AN EGYPTIAN GREYWACKE ISIS from the Late Perios of Dynasty XXVI, CIRCA 664- 525 B.C. sits as one of the most expensive artifacts ever sold. Find out the reason why!

First acquired by a French diplomat in Alexandria back in the 1840s, the EGYPTIAN GREYWACKE ISIS has traversed along various coastal lines to finally be stationary in its current owner’s possession. It represents a statue of Goddess ISIS from Egypt, sitting on a throne with her legs together and her hands in a resting position on her lap. On her head, she wears a tripartite wig that is overlaid by a vulture headdress holding shen-signs in each of its talons.

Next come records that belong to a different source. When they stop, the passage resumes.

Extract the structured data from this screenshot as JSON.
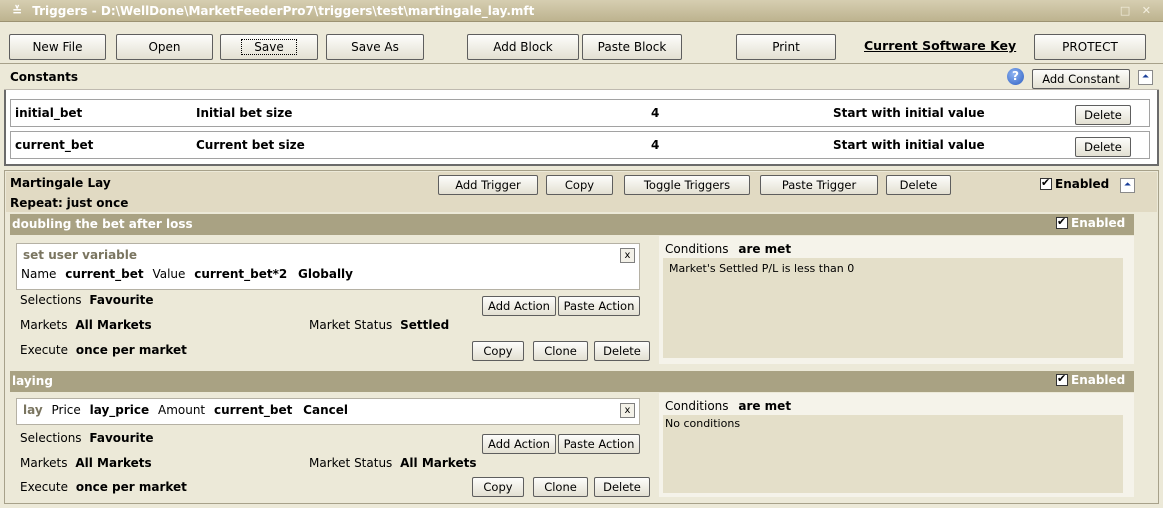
{
  "window": {
    "title": "Triggers - D:\\WellDone\\MarketFeederPro7\\triggers\\test\\martingale_lay.mft",
    "controls": "□ ✕",
    "menu_glyph": "≚"
  },
  "toolbar": {
    "new_file": "New File",
    "open": "Open",
    "save": "Save",
    "save_as": "Save As",
    "add_block": "Add Block",
    "paste_block": "Paste Block",
    "print": "Print",
    "software_key": "Current Software Key",
    "protect": "PROTECT"
  },
  "constants": {
    "title": "Constants",
    "help": "?",
    "add_label": "Add Constant",
    "rows": [
      {
        "name": "initial_bet",
        "description": "Initial bet size",
        "value": "4",
        "mode": "Start with initial value",
        "delete": "Delete"
      },
      {
        "name": "current_bet",
        "description": "Current bet size",
        "value": "4",
        "mode": "Start with initial value",
        "delete": "Delete"
      }
    ]
  },
  "block": {
    "name": "Martingale Lay",
    "repeat_label": "Repeat:",
    "repeat_value": "just once",
    "add_trigger": "Add Trigger",
    "copy": "Copy",
    "toggle": "Toggle Triggers",
    "paste_trigger": "Paste Trigger",
    "delete": "Delete",
    "enabled": "Enabled",
    "triggers": [
      {
        "name": "doubling the bet after loss",
        "enabled": "Enabled",
        "action_title": "set user variable",
        "action_line": [
          {
            "t": "Name",
            "b": false
          },
          {
            "t": "current_bet",
            "b": true
          },
          {
            "t": "Value",
            "b": false
          },
          {
            "t": "current_bet*2",
            "b": true
          },
          {
            "t": "Globally",
            "b": true
          }
        ],
        "selections_label": "Selections",
        "selections": "Favourite",
        "markets_label": "Markets",
        "markets": "All Markets",
        "status_label": "Market Status",
        "status": "Settled",
        "execute_label": "Execute",
        "execute": "once per market",
        "add_action": "Add Action",
        "paste_action": "Paste Action",
        "copy": "Copy",
        "clone": "Clone",
        "delete": "Delete",
        "conditions_label": "Conditions",
        "conditions_state": "are met",
        "conditions_text": "Market's Settled P/L is less than 0",
        "close": "x"
      },
      {
        "name": "laying",
        "enabled": "Enabled",
        "action_title": "lay",
        "action_line": [
          {
            "t": "Price",
            "b": false
          },
          {
            "t": "lay_price",
            "b": true
          },
          {
            "t": "Amount",
            "b": false
          },
          {
            "t": "current_bet",
            "b": true
          },
          {
            "t": "Cancel",
            "b": true
          }
        ],
        "selections_label": "Selections",
        "selections": "Favourite",
        "markets_label": "Markets",
        "markets": "All Markets",
        "status_label": "Market Status",
        "status": "All Markets",
        "execute_label": "Execute",
        "execute": "once per market",
        "add_action": "Add Action",
        "paste_action": "Paste Action",
        "copy": "Copy",
        "clone": "Clone",
        "delete": "Delete",
        "conditions_label": "Conditions",
        "conditions_state": "are met",
        "conditions_text": "No conditions",
        "close": "x"
      }
    ]
  }
}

One can also notice the sun-disc between cow’s horns on the goddess’s head. The extended cosmetic lines, raised rims, eyebrows arching above in raised relief and her almond-shaped eyes are also inscribed carefully. A slight smile under a straight nose is also visible. Well modelled ears are inscribed on four sides of the throne. She holds an ankh-cross in her right hand. She is wearing a tight-fit halter neck dress that drapes down to her ankle. Along with this, you can also spot a magical incantation for the Royal Acquaintance, Ptahirdis, True of voice, son Wepwawetemsaf, begotten of Merptahites. 

The mighty goddess statue also has a story connected to it.

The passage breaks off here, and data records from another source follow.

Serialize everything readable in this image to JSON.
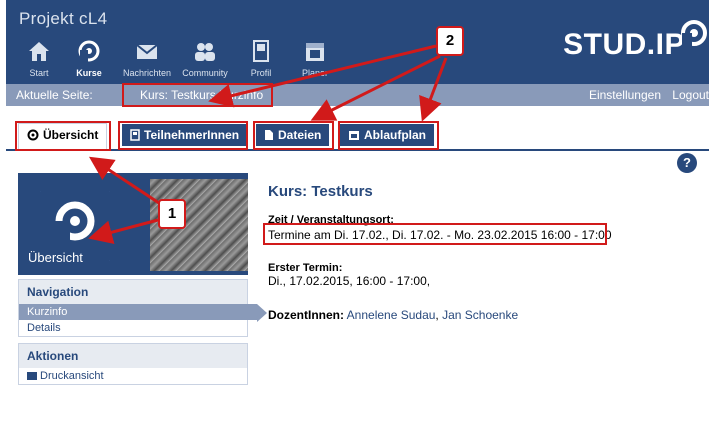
{
  "header": {
    "project_title": "Projekt cL4",
    "logo_text": "STUD.IP",
    "nav": [
      {
        "label": "Start",
        "icon": "home-icon"
      },
      {
        "label": "Kurse",
        "icon": "courses-icon"
      },
      {
        "label": "Nachrichten",
        "icon": "messages-icon"
      },
      {
        "label": "Community",
        "icon": "community-icon"
      },
      {
        "label": "Profil",
        "icon": "profile-icon"
      },
      {
        "label": "Planer",
        "icon": "planner-icon"
      }
    ]
  },
  "crumbbar": {
    "label": "Aktuelle Seite:",
    "path": "Kurs: Testkurs   Kurzinfo",
    "settings": "Einstellungen",
    "logout": "Logout"
  },
  "tabs": [
    {
      "label": "Übersicht"
    },
    {
      "label": "TeilnehmerInnen"
    },
    {
      "label": "Dateien"
    },
    {
      "label": "Ablaufplan"
    }
  ],
  "help": "?",
  "sidebar": {
    "title": "Übersicht",
    "nav_head": "Navigation",
    "nav_items": [
      "Kurzinfo",
      "Details"
    ],
    "actions_head": "Aktionen",
    "action_items": [
      "Druckansicht"
    ]
  },
  "main": {
    "title": "Kurs: Testkurs",
    "zeit_label": "Zeit / Veranstaltungsort:",
    "zeit_value": "Termine am Di. 17.02., Di. 17.02. - Mo. 23.02.2015 16:00 - 17:00",
    "first_label": "Erster Termin:",
    "first_value": "Di., 17.02.2015, 16:00 - 17:00,",
    "dozent_label": "DozentInnen:",
    "dozent_1": "Annelene Sudau",
    "dozent_sep": ", ",
    "dozent_2": "Jan Schoenke"
  },
  "annotations": {
    "callout_1": "1",
    "callout_2": "2",
    "color": "#d11a1a"
  },
  "colors": {
    "header_bg": "#28497c",
    "crumb_bg": "#899ab9"
  }
}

It was believed to be a healing statue, worshipped by followers to get immunity against certain diseases. Devotees would pour water over the magical text inscribed on the statue to be healed and protect themselves from venomous animals. Researchers say, the statue might have been in an open space to make it accessible for whoever wanted to call upon the goddess’s magic. Either in the temple of Isis in Giza or the open courtyard of Ptahirdis’s funerary complex.

The iconic goddess Isis has been worshipped since the early days of the Egyptian civilisation. She is regarded as the mother of par excellence, magician and protectoress and one who personifies caring for her family. She has been surrounded by stories of various myths that represent her as an authoritative figure in Egypt’s cultural roots. In one such myth, she uses the secrets of mummification on Osiris, her brother and husband, in order to preserve his body after he is kidnapped by the jealous Seth and his body parts are scattered along the Nile.  

Price: The statue was sold at a whopping price of nearly $6 million.